School districts aren't required to provide bus transportation for students under the state constitution, the Indiana Supreme Court said Tuesday in a ruling that could impact cash-strapped districts.
The decision stems from a case involving the Franklin Township school district in Indianapolis, which was sued after it eliminated free bus service for the 2011-2012 school year. The 9,000-student district turned to a private contractor and required parents to pay for their children to ride after voters rejected a referendum to raise property taxes to help close an $8 million budget shortfall.
Long lines of cars formed as angry parents opted to drive their children rather than pay hundreds of dollars for bus service. Two parents filed a class-action lawsuit, arguing that bus service was required under the constitution's Education Clause. The district reinstated service, and lawmakers in 2012 revised state law to specify that districts "may" provide transportation but cannot charge fees unless it's for special events.

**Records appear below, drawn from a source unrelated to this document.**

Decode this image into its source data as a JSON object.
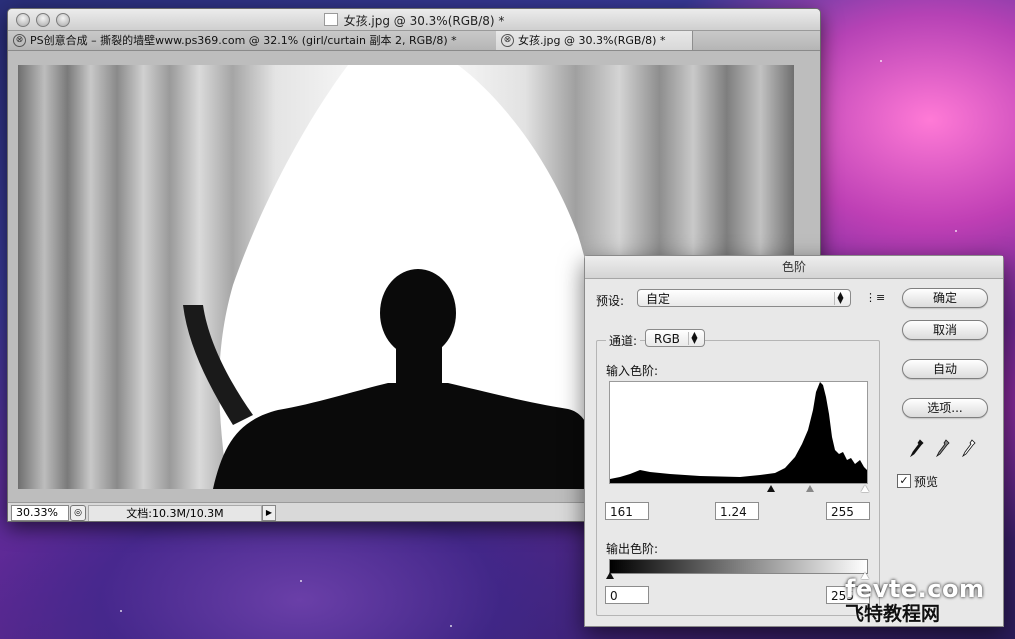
{
  "document_window": {
    "title": "女孩.jpg @ 30.3%(RGB/8) *",
    "tabs": [
      {
        "label": "PS创意合成 – 撕裂的墙壁www.ps369.com @ 32.1% (girl/curtain 副本 2, RGB/8) *",
        "close": "⊗"
      },
      {
        "label": "女孩.jpg @ 30.3%(RGB/8) *",
        "close": "⊗"
      }
    ],
    "status": {
      "zoom": "30.33%",
      "doc_info": "文档:10.3M/10.3M",
      "arrow": "▶"
    }
  },
  "levels_dialog": {
    "title": "色阶",
    "preset_label": "预设:",
    "preset_value": "自定",
    "channel_label": "通道:",
    "channel_value": "RGB",
    "input_levels_label": "输入色阶:",
    "input_values": {
      "black": "161",
      "gamma": "1.24",
      "white": "255"
    },
    "output_levels_label": "输出色阶:",
    "output_values": {
      "black": "0",
      "white": "255"
    },
    "buttons": {
      "ok": "确定",
      "cancel": "取消",
      "auto": "自动",
      "options": "选项..."
    },
    "preview_label": "预览",
    "preview_checked": true,
    "eyedroppers": [
      "black-eyedropper-icon",
      "gray-eyedropper-icon",
      "white-eyedropper-icon"
    ]
  },
  "watermark": {
    "line1": "fevte.com",
    "line2": "飞特教程网"
  }
}
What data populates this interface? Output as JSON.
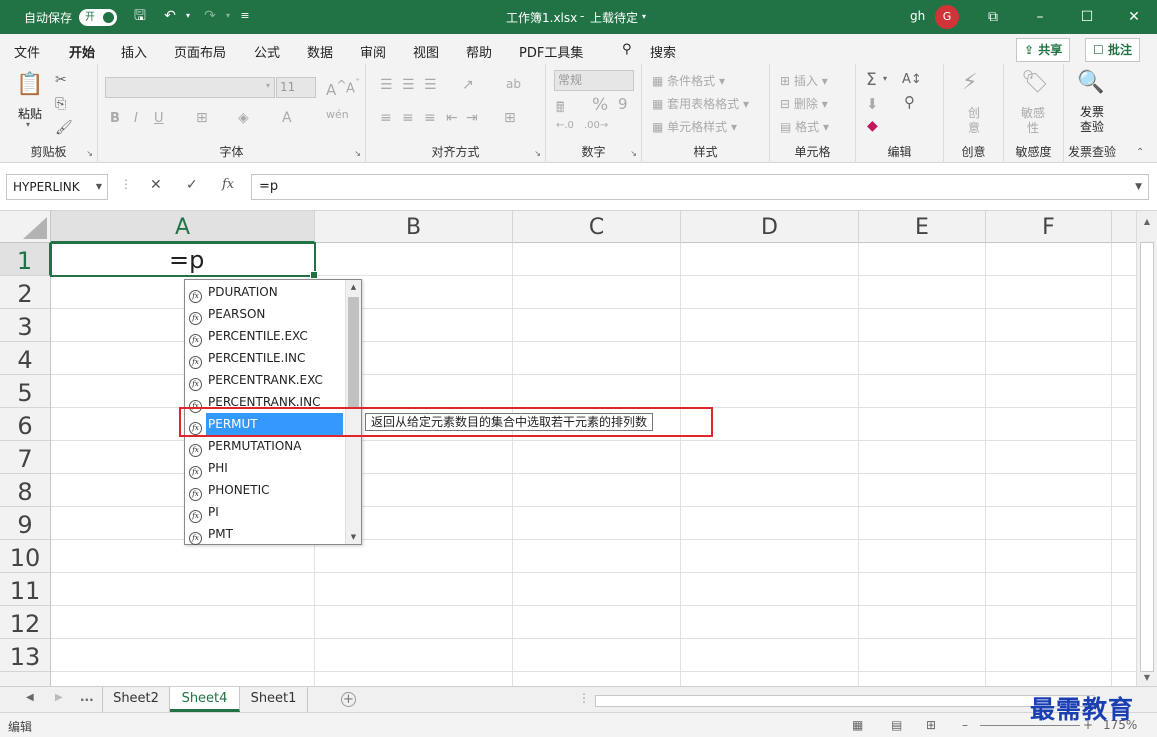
{
  "titlebar": {
    "autosave_label": "自动保存",
    "autosave_state": "开",
    "document_title": "工作簿1.xlsx",
    "upload_status": "上载待定",
    "user_initials": "gh",
    "avatar_letter": "G"
  },
  "menu": [
    "文件",
    "开始",
    "插入",
    "页面布局",
    "公式",
    "数据",
    "审阅",
    "视图",
    "帮助",
    "PDF工具集"
  ],
  "search_label": "搜索",
  "share_label": "共享",
  "comments_label": "批注",
  "ribbon": {
    "clipboard": {
      "paste": "粘贴",
      "group": "剪贴板"
    },
    "font": {
      "name": "",
      "size": "11",
      "group": "字体"
    },
    "alignment": {
      "group": "对齐方式"
    },
    "number": {
      "format": "常规",
      "group": "数字"
    },
    "styles": {
      "conditional": "条件格式",
      "table": "套用表格格式",
      "cell_styles": "单元格样式",
      "group": "样式"
    },
    "cells": {
      "insert": "插入",
      "delete": "删除",
      "format": "格式",
      "group": "单元格"
    },
    "editing": {
      "group": "编辑"
    },
    "creativity": {
      "label": "创意",
      "group": "创意"
    },
    "sensitivity": {
      "label": "敏感性",
      "group": "敏感度"
    },
    "invoice": {
      "label": "发票查验",
      "group": "发票查验"
    }
  },
  "formula_bar": {
    "name_box": "HYPERLINK",
    "formula": "=p",
    "fx": "fx"
  },
  "columns": [
    "A",
    "B",
    "C",
    "D",
    "E",
    "F"
  ],
  "rows": [
    "1",
    "2",
    "3",
    "4",
    "5",
    "6",
    "7",
    "8",
    "9",
    "10",
    "11",
    "12",
    "13"
  ],
  "active_cell": {
    "ref": "A1",
    "value": "=p"
  },
  "autocomplete": {
    "items": [
      "PDURATION",
      "PEARSON",
      "PERCENTILE.EXC",
      "PERCENTILE.INC",
      "PERCENTRANK.EXC",
      "PERCENTRANK.INC",
      "PERMUT",
      "PERMUTATIONA",
      "PHI",
      "PHONETIC",
      "PI",
      "PMT"
    ],
    "selected": "PERMUT",
    "tooltip": "返回从给定元素数目的集合中选取若干元素的排列数"
  },
  "sheets": {
    "ellipsis": "...",
    "tabs": [
      "Sheet2",
      "Sheet4",
      "Sheet1"
    ],
    "active": "Sheet4"
  },
  "status": {
    "mode": "编辑",
    "zoom": "175%"
  },
  "watermark": "最需教育",
  "colors": {
    "accent": "#217346",
    "highlight_box": "#e0262c",
    "selection": "#3399ff"
  }
}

The Indiana Court of Appeals found the school district violated the constitution when it stopped providing transportation to and from school. But the Supreme Court justices rejected that, saying while the constitution refers to a free public education, "the framers did not intend for every aspect of public education to be free."

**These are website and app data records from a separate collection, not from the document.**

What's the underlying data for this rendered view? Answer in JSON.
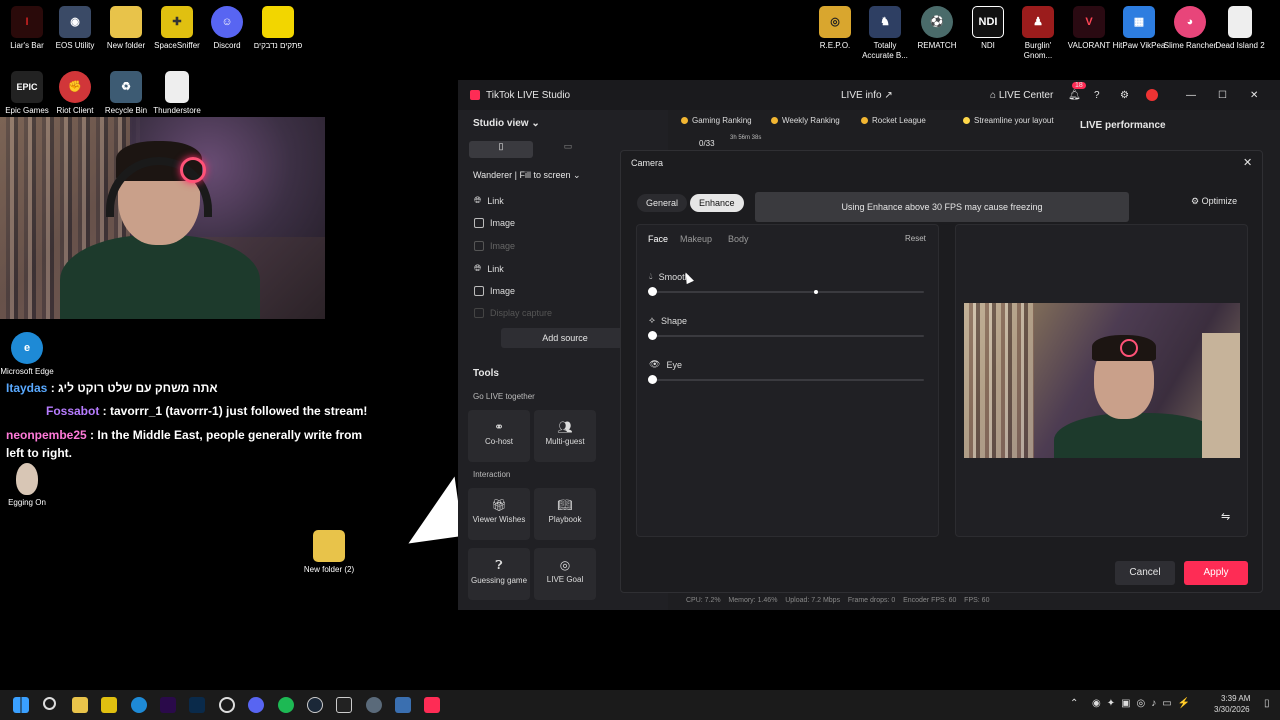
{
  "desktop_icons": [
    {
      "label": "Liar's Bar",
      "icon": "liars-bar-icon",
      "color": "#2a0a0a"
    },
    {
      "label": "EOS Utility",
      "icon": "camera-icon",
      "color": "#3a4a66"
    },
    {
      "label": "New folder",
      "icon": "folder-icon",
      "color": "#e8c34a"
    },
    {
      "label": "SpaceSniffer",
      "icon": "puzzle-icon",
      "color": "#e0c010"
    },
    {
      "label": "Discord",
      "icon": "discord-icon",
      "color": "#5865f2"
    },
    {
      "label": "פתקים נדבקים",
      "icon": "sticky-notes-icon",
      "color": "#f2d600"
    },
    {
      "label": "Epic Games",
      "icon": "epic-icon",
      "color": "#222222"
    },
    {
      "label": "Riot Client",
      "icon": "riot-icon",
      "color": "#d13639"
    },
    {
      "label": "Recycle Bin",
      "icon": "recycle-bin-icon",
      "color": "#3d5b73"
    },
    {
      "label": "Thunderstore",
      "icon": "file-icon",
      "color": "#eeeeee"
    },
    {
      "label": "R.E.P.O.",
      "icon": "repo-icon",
      "color": "#d9a62e"
    },
    {
      "label": "Totally Accurate B...",
      "icon": "tabs-icon",
      "color": "#2e3f63"
    },
    {
      "label": "REMATCH",
      "icon": "rematch-icon",
      "color": "#4a6b6a"
    },
    {
      "label": "NDI",
      "icon": "ndi-icon",
      "color": "#111111"
    },
    {
      "label": "Burglin' Gnom...",
      "icon": "burglin-icon",
      "color": "#9b1c1c"
    },
    {
      "label": "VALORANT",
      "icon": "valorant-icon",
      "color": "#2a0a12"
    },
    {
      "label": "HitPaw VikPea",
      "icon": "hitpaw-icon",
      "color": "#2d7de0"
    },
    {
      "label": "Slime Rancher",
      "icon": "slime-icon",
      "color": "#e8457a"
    },
    {
      "label": "Dead Island 2",
      "icon": "file-icon",
      "color": "#eeeeee"
    },
    {
      "label": "Microsoft Edge",
      "icon": "edge-icon",
      "color": "#1e8ad6"
    },
    {
      "label": "Egging On",
      "icon": "egg-icon",
      "color": "#d8c6b5"
    },
    {
      "label": "New folder (2)",
      "icon": "folder-icon",
      "color": "#e8c34a"
    }
  ],
  "chat": [
    {
      "user": "Itaydas",
      "text": " : אתה משחק עם שלט רוקט ליג"
    },
    {
      "user": "Fossabot",
      "text": " : tavorrr_1 (tavorrr-1) just followed the stream!"
    },
    {
      "user": "neonpembe25",
      "text": " : In the Middle East, people generally write from left to right."
    }
  ],
  "studio": {
    "title": "TikTok LIVE Studio",
    "live_info": "LIVE info",
    "live_center": "LIVE Center",
    "notif_count": "18",
    "studio_view": "Studio view",
    "scene": "Wanderer | Fill to screen",
    "sources": [
      "Link",
      "Image",
      "Image",
      "Link",
      "Image",
      "Display capture"
    ],
    "add_source": "Add source",
    "tools_title": "Tools",
    "go_live_together": "Go LIVE together",
    "cohost": "Co-host",
    "multiguest": "Multi-guest",
    "interaction": "Interaction",
    "viewer_wishes": "Viewer Wishes",
    "playbook": "Playbook",
    "guessing_game": "Guessing game",
    "live_goal": "LIVE Goal",
    "pills": [
      "Gaming Ranking",
      "Weekly Ranking",
      "Rocket League",
      "Streamline your layout"
    ],
    "counter": "0/33",
    "timer": "3h 56m 38s",
    "live_performance": "LIVE performance",
    "status": "CPU: 7.2%    Memory: 1.46%    Upload: 7.2 Mbps    Frame drops: 0    Encoder FPS: 60    FPS: 60"
  },
  "dialog": {
    "title": "Camera",
    "tabs": [
      "General",
      "Enhance"
    ],
    "active_tab": "Enhance",
    "toast": "Using Enhance above 30 FPS may cause freezing",
    "optimize": "Optimize",
    "subtabs": [
      "Face",
      "Makeup",
      "Body"
    ],
    "reset": "Reset",
    "sliders": [
      {
        "label": "Smooth",
        "value": 0
      },
      {
        "label": "Shape",
        "value": 0
      },
      {
        "label": "Eye",
        "value": 0
      }
    ],
    "cancel": "Cancel",
    "apply": "Apply",
    "accent": "#fe2c55"
  },
  "taskbar": {
    "time": "3:39 AM",
    "date": "3/30/2026"
  }
}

"This court does not dispute that being present at school is necessary to avail oneself of the benefits of the education offered there. However, that does not necessarily lead to the conclusion that the school corporation alone must provide transportation under the Education Clause," Justice Steven David wrote.
The unanimous ruling said the court has "neither the ability nor the duty" to establish requirements for school systems, a duty that falls to lawmakers and state code.

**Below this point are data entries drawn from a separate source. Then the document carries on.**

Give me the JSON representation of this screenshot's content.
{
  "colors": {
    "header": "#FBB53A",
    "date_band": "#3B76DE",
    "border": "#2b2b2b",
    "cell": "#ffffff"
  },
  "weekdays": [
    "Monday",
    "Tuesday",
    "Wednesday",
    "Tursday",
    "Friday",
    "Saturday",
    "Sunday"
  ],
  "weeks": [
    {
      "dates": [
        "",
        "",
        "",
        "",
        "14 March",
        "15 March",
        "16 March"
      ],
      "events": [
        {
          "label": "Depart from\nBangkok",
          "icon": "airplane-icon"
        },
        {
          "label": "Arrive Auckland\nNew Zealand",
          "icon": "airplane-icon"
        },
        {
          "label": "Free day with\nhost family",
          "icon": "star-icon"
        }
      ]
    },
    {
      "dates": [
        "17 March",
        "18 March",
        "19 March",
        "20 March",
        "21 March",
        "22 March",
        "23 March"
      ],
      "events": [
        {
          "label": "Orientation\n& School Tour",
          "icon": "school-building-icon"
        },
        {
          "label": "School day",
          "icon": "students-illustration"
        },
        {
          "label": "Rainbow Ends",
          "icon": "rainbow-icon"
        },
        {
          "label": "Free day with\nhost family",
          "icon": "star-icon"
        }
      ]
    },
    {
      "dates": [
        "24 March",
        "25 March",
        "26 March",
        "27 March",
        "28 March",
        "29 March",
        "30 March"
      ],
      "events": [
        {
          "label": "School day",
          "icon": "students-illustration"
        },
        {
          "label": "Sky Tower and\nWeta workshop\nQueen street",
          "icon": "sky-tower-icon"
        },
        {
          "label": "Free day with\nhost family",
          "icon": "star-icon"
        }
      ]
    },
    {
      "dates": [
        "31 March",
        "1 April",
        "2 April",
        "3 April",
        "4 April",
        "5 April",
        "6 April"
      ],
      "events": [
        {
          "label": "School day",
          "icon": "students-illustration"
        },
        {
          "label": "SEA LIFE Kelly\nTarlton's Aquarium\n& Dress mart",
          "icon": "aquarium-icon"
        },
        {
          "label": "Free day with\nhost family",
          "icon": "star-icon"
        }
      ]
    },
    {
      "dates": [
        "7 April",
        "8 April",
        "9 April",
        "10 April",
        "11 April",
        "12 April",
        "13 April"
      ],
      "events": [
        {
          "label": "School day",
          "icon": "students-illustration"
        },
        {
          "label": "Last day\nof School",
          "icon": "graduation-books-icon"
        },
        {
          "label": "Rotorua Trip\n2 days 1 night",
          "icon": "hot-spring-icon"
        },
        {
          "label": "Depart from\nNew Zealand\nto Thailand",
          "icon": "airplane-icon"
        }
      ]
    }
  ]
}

"It will inevitably require some families to make alternative accommodations, but it will not close the schoolhouse doors," David wrote of Tuesday's decision.
Franklin Township Supt. Flora Reichanadter said the district is "pleased to have found closure."
"Obviously, it affirms our case that we indeed were not acting in an unconstitutional way when we had to make the tough decision to eliminate bus service," she said.